* What is being asked *
Look for "Search" in the records and copy every line that has it.

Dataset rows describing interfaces

-- Opening Marker --

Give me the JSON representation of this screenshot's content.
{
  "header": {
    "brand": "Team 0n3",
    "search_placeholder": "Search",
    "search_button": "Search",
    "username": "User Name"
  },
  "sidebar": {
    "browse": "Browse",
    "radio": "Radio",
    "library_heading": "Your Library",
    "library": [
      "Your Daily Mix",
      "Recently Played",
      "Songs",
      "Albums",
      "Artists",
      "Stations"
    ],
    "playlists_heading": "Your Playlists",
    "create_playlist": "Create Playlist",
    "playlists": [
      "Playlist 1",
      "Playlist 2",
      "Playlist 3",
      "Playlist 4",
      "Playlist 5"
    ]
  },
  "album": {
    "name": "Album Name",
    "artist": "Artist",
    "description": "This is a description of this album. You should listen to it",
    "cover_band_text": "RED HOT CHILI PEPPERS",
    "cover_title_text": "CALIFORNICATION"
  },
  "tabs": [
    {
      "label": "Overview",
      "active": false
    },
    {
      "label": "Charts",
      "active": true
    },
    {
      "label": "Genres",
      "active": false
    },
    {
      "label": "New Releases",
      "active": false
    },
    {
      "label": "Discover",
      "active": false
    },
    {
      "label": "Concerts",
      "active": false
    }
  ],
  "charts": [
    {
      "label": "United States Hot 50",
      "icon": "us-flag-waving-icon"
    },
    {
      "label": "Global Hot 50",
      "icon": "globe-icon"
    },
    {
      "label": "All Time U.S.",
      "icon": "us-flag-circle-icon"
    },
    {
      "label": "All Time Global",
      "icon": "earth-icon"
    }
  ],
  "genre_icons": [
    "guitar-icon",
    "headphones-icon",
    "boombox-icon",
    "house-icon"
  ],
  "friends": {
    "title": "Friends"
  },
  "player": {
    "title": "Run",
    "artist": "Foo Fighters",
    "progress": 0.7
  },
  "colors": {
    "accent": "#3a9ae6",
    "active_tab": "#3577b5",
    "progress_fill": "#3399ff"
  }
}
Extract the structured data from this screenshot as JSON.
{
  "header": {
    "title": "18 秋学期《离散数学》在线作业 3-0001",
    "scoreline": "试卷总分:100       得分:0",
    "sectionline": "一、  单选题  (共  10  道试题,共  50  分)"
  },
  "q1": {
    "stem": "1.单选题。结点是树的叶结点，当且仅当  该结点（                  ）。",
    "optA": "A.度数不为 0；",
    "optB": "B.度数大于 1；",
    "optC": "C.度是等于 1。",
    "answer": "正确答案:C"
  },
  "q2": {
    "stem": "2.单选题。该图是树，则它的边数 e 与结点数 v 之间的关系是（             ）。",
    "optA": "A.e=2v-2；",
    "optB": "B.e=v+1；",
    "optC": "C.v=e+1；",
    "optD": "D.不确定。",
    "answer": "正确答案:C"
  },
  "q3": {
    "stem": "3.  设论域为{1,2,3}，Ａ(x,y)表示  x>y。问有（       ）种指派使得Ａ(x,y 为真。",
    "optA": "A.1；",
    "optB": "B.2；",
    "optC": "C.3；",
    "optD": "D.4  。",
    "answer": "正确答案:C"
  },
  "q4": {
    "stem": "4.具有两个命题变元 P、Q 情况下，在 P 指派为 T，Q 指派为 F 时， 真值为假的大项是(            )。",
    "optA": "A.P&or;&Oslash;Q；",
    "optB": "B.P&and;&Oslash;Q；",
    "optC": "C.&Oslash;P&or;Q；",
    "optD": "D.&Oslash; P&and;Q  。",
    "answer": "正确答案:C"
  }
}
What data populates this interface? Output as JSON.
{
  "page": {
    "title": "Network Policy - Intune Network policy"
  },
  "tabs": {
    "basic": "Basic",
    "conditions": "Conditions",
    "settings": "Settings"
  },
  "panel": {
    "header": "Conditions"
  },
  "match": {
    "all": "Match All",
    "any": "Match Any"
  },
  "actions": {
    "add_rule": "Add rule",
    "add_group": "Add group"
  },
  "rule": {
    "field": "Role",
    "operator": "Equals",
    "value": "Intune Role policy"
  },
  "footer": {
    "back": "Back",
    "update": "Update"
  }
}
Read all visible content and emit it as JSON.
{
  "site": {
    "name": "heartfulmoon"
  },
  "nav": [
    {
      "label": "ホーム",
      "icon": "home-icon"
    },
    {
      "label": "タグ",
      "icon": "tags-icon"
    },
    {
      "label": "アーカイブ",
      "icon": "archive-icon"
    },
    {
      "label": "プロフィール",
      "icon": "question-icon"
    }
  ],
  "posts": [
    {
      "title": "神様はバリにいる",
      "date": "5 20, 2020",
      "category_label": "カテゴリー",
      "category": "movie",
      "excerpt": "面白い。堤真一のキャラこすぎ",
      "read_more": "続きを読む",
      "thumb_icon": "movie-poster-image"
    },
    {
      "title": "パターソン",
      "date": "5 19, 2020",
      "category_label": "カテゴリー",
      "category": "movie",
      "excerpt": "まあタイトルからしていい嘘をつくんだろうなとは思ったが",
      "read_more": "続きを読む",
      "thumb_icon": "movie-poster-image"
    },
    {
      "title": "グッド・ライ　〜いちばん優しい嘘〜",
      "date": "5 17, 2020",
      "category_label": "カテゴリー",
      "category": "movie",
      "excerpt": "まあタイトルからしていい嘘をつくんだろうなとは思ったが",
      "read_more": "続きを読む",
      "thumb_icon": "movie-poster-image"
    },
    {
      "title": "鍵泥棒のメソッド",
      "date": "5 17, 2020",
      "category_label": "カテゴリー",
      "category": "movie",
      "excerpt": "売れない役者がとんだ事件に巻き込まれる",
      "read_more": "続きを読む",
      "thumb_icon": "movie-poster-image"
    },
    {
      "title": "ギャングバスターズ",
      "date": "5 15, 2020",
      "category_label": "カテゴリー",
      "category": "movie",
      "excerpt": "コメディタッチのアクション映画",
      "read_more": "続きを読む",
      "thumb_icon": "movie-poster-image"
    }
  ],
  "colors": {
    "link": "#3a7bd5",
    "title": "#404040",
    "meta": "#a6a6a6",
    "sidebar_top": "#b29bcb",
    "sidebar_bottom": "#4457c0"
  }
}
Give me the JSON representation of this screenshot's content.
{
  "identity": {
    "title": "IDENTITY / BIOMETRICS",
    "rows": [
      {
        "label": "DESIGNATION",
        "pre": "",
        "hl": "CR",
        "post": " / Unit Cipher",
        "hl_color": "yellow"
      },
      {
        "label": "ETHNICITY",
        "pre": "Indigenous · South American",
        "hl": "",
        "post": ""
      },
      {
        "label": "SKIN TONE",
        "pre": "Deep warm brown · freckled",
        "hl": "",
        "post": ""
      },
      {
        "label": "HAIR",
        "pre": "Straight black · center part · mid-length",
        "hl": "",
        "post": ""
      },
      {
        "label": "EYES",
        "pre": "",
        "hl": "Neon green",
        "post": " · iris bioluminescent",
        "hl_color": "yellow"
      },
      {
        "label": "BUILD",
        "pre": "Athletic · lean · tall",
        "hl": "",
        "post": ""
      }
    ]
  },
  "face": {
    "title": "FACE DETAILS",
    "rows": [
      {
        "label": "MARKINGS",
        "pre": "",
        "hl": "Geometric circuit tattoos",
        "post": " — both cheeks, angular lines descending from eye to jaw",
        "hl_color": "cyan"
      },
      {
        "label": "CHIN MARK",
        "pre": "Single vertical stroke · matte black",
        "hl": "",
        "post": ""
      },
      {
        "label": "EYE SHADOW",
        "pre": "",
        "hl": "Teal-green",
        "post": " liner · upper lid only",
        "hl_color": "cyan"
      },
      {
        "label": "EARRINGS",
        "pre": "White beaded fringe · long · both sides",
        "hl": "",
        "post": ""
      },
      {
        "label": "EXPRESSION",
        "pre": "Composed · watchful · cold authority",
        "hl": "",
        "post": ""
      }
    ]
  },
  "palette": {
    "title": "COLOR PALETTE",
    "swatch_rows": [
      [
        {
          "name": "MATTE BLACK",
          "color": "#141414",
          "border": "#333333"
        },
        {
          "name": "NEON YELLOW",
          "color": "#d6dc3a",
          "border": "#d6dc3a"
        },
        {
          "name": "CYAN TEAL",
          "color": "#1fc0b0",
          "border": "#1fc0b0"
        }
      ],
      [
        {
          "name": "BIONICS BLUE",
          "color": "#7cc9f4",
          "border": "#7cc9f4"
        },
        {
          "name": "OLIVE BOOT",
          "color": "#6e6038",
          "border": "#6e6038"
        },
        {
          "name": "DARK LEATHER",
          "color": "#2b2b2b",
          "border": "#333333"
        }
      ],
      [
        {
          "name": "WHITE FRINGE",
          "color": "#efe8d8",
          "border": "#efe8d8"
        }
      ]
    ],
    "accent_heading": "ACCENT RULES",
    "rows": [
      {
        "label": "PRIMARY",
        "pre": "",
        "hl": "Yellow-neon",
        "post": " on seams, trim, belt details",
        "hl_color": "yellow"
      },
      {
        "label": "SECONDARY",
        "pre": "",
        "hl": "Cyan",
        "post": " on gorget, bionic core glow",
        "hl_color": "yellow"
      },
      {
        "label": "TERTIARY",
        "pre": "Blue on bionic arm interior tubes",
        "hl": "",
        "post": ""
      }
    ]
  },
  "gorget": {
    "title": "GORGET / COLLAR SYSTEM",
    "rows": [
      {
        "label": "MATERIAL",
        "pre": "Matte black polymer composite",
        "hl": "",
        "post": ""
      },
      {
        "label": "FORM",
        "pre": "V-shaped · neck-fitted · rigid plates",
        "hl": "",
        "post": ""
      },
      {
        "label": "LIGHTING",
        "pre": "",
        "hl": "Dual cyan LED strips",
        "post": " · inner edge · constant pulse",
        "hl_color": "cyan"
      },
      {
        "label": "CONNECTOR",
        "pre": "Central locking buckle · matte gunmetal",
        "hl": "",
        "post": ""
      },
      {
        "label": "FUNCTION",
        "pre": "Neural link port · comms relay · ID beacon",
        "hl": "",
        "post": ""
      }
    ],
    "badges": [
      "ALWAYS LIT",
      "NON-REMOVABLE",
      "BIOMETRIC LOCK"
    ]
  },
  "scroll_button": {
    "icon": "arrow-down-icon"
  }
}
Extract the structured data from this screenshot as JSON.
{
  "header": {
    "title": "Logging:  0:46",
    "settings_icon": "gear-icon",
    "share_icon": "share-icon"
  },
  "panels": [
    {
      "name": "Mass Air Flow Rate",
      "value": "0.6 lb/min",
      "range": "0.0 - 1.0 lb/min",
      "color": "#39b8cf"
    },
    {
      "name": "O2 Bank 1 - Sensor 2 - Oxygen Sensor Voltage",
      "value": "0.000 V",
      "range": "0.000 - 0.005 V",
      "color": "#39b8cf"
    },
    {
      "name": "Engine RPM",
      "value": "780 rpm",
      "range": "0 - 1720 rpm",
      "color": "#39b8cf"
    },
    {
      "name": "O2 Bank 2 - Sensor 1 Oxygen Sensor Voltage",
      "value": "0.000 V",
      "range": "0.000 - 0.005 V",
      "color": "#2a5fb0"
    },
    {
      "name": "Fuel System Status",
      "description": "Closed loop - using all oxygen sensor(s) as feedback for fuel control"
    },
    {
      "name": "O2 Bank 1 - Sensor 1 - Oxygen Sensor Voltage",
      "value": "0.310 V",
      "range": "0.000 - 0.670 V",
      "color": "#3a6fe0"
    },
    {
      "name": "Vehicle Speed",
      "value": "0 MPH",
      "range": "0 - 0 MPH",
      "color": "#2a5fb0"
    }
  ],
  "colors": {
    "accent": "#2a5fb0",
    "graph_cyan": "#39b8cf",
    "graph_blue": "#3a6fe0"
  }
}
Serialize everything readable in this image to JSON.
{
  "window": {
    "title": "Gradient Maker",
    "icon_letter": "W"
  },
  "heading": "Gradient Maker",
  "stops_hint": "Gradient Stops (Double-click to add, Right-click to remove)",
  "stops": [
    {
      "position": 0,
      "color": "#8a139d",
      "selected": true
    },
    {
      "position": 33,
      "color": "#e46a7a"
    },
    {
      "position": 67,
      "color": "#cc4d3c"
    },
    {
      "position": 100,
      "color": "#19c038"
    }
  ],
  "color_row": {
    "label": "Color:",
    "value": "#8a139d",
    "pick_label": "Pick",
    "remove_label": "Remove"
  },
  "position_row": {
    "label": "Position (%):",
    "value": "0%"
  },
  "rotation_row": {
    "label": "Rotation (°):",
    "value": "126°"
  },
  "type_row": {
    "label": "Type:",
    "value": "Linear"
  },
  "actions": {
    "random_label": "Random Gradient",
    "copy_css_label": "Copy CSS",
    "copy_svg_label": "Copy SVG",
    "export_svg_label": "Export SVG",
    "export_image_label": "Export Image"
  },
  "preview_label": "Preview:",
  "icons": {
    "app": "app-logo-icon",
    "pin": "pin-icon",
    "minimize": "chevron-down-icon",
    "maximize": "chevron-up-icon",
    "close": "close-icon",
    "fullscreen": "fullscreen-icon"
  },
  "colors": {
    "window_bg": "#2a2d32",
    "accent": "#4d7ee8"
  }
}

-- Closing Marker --

* Answer to the problem *
    "search_placeholder": "Search",
    "search_button": "Search",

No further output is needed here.